### RECORDS FOR THE EXERCISE
------------------------
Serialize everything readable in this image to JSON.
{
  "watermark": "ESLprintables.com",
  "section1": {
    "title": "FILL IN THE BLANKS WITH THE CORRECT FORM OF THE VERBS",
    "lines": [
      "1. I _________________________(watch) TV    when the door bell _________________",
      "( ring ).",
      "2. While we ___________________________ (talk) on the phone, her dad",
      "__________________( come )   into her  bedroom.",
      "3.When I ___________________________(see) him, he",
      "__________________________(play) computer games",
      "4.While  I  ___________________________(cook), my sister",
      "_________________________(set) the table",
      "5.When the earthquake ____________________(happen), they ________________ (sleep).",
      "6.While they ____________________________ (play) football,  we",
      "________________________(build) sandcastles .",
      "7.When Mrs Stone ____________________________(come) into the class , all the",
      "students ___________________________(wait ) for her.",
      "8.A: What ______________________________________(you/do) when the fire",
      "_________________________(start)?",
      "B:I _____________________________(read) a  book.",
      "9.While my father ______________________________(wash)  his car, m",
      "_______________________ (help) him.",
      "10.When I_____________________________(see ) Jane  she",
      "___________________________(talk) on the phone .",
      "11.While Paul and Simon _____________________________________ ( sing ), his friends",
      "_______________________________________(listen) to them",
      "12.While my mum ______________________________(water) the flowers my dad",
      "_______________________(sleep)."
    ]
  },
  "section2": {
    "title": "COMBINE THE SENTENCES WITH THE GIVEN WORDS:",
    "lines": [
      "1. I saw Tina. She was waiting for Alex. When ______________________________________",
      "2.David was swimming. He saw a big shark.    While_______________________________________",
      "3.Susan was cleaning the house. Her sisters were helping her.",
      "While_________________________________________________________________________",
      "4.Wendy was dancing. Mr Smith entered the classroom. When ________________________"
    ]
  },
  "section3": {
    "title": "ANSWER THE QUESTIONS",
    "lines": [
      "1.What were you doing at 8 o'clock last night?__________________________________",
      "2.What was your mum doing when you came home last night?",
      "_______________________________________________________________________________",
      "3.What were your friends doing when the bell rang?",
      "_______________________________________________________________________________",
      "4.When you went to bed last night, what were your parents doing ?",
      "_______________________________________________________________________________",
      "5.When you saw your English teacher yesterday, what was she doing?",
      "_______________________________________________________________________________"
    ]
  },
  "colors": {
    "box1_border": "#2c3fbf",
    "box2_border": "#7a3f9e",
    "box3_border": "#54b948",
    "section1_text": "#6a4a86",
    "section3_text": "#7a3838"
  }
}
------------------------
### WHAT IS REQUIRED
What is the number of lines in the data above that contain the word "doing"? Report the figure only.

### REPLY
5